I am greeted next by Victoria. By the end of our conversation and the tour of the school, I know we are cut from the same cloth of dedication to early childhood education. While we might be “professionalism twins,” and “leadership sisters,” you can still tell us apart, as I am about twelve inches taller than her, and she is just a little tanner than me.

I could tell another story about their school. A large fenced in courtyard with AstroTurf was covered by green canopies to block out the Baja desert sun. All of the children were in white polo shirts with either shorts or skirts in navy blue. What impacted me most was the even split of male to female teachers, and of course the friendly, inquisitive children.

Victoria graciously received the gifts from our preschool. She then looked at me frankly and said, “Why us?” I said, “Because I knew fate would lead me where I was supposed to go.” Her eyes filled with tears and she replied, “Muchas gracias.”

While random acts of kindness in foreign countries are nice, you don’t have to travel abroad to help high risk communities with early childhood education. You can donate to organizations such  as the NAEYC. There is also plenty of need in our own communities.  Centers that offer extended hours, weekend care, infant care, and care for children with mild illnesses are huge needs not only in Rapid City, but South Dakota as well and across the Midwest. Lack of flexible, quality care and education affects children and their families.  In our community we have young parents who can’t complete general education diplomas, attend evening classes for advanced degrees, some aren’t even able to make it to work due to limited hours of child care availability.  You can also help by donating to centers in your community who have needs. An example of this is Dear One’s Daycare Center in Rapid City that serves families who are homeless.  They are always looking for donated items. Early childhood educators can also partner with organizations like Starting Strong Rapid City to help provide full day care for low income families.

What are the needs and concerns of the prescholar? They are not so different from our own. They want health and safety for their students. They want a community who understands and supports the importance of early childhood education. They want to help their student’s families by giving their children a fun place to play and learn when they have to be apart.

Gratitude Giveaway


It is November, and a time when those of us in the US turn to thoughts of gratitude and thankfulness!  To show my gratitude to YOU for reading Early Education Plantation,  we are doing another giveaway!

Like, comment, share, or follow to be entered to win the book The 21 Laws of Leadership by John C Maxwell.

John C. Maxwell offers lively stories about the foibles and successes of Lee Iacocca, Abraham Lincoln, Princess Diana, and Elizabeth Dole in The 21 Irrefutable Laws of Leadership. Readers can expect a well-crafted discussion that emphasizes the core attitudes and visions of leadership.

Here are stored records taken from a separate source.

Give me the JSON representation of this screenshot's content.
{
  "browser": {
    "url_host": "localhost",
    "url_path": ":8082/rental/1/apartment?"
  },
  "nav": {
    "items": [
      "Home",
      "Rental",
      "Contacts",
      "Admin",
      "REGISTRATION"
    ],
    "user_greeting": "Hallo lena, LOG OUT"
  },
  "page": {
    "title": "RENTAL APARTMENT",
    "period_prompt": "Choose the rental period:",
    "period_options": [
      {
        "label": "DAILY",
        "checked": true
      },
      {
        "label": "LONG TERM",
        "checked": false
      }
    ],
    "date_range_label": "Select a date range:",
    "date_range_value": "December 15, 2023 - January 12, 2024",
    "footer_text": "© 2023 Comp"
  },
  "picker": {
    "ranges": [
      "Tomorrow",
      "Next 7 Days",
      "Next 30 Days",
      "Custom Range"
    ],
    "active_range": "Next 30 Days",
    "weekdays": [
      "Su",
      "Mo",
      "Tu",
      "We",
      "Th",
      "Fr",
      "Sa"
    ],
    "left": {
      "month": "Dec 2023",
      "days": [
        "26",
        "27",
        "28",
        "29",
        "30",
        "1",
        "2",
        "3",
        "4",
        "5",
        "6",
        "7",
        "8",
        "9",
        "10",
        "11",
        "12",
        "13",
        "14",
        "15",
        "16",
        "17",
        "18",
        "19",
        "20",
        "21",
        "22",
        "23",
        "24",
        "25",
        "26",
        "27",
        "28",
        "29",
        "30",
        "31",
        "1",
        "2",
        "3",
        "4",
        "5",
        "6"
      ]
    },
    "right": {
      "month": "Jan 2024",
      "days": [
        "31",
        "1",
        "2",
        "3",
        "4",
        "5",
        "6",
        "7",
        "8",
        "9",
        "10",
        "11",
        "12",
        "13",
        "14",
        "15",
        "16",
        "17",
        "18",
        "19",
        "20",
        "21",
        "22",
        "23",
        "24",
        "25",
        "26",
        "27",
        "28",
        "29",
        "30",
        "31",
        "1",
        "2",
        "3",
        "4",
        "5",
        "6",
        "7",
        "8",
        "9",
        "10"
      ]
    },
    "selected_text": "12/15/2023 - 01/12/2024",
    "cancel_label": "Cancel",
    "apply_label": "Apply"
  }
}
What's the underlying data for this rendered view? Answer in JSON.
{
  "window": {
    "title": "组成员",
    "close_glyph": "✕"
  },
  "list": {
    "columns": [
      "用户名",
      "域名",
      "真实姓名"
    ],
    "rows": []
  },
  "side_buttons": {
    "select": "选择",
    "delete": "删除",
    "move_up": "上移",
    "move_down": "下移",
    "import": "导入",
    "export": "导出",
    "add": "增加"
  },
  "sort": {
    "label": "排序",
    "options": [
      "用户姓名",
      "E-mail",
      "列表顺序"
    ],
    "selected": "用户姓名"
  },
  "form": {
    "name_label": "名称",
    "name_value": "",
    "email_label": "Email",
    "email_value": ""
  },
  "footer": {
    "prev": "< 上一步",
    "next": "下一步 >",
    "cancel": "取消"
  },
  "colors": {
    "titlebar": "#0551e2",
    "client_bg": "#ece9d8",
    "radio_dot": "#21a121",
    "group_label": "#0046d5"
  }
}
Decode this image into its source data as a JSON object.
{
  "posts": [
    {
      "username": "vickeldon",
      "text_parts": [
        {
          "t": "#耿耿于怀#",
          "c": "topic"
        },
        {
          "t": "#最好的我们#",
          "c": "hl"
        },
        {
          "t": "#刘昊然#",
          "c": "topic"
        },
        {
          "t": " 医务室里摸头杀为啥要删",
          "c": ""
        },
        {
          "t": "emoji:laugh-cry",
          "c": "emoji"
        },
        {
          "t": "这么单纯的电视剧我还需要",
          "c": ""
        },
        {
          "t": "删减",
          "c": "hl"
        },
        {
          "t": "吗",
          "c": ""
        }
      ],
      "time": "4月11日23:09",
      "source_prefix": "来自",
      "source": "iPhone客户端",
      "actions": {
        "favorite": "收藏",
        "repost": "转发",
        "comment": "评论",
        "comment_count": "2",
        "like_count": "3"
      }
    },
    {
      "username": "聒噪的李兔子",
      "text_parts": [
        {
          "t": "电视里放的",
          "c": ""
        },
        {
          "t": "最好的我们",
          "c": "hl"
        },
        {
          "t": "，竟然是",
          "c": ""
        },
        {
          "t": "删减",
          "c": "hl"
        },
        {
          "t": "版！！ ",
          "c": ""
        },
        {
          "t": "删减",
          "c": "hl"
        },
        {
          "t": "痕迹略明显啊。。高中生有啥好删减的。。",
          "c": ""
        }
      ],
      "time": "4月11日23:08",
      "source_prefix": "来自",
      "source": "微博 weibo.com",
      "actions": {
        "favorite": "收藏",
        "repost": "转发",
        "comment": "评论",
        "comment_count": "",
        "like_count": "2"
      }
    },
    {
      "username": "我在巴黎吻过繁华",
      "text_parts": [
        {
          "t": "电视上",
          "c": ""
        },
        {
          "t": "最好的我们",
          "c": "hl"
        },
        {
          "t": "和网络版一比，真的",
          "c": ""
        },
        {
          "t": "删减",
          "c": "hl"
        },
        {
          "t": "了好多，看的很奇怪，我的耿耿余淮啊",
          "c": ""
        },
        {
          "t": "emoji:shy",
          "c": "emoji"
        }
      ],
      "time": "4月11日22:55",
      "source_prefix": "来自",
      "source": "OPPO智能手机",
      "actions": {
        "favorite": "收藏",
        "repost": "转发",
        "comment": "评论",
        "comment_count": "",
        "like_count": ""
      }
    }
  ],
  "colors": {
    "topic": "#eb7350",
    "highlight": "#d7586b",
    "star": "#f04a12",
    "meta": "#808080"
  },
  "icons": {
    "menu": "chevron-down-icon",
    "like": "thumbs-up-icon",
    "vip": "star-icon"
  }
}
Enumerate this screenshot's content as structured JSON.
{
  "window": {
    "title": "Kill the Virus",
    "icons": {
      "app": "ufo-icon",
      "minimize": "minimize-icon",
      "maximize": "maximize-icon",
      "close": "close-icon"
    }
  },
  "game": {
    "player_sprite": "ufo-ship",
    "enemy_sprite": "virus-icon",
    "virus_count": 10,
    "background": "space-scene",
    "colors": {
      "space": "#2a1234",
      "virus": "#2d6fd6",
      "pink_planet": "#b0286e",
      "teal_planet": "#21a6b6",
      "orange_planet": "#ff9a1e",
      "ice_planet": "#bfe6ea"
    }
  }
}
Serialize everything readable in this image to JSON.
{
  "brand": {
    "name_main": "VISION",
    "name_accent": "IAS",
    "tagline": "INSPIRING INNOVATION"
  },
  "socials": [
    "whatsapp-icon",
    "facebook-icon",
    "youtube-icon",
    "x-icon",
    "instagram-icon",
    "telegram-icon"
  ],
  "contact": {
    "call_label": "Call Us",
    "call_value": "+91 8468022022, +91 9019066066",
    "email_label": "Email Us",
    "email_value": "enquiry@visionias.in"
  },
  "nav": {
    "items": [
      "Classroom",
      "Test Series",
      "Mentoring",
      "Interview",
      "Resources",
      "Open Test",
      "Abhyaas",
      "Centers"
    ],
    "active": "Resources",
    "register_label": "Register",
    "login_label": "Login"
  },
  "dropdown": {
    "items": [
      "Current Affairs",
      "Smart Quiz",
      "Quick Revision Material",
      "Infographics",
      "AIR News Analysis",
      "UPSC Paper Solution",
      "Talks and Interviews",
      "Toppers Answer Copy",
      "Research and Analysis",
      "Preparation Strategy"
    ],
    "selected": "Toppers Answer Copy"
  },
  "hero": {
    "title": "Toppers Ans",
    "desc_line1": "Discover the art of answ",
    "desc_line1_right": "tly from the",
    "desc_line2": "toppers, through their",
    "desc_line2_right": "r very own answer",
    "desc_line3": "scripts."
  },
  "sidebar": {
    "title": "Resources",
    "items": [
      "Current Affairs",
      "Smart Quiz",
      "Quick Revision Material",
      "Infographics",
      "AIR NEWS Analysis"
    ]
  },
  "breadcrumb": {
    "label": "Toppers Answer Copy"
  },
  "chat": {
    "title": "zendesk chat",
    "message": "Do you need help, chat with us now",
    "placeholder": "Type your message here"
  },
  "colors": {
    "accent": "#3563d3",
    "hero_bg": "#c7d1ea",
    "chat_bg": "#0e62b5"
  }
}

Don’t worry if you live outside of the area, we will be happy to ship it to you!

The winner will be announced in the blog post on 11/15!

Thanks for reading!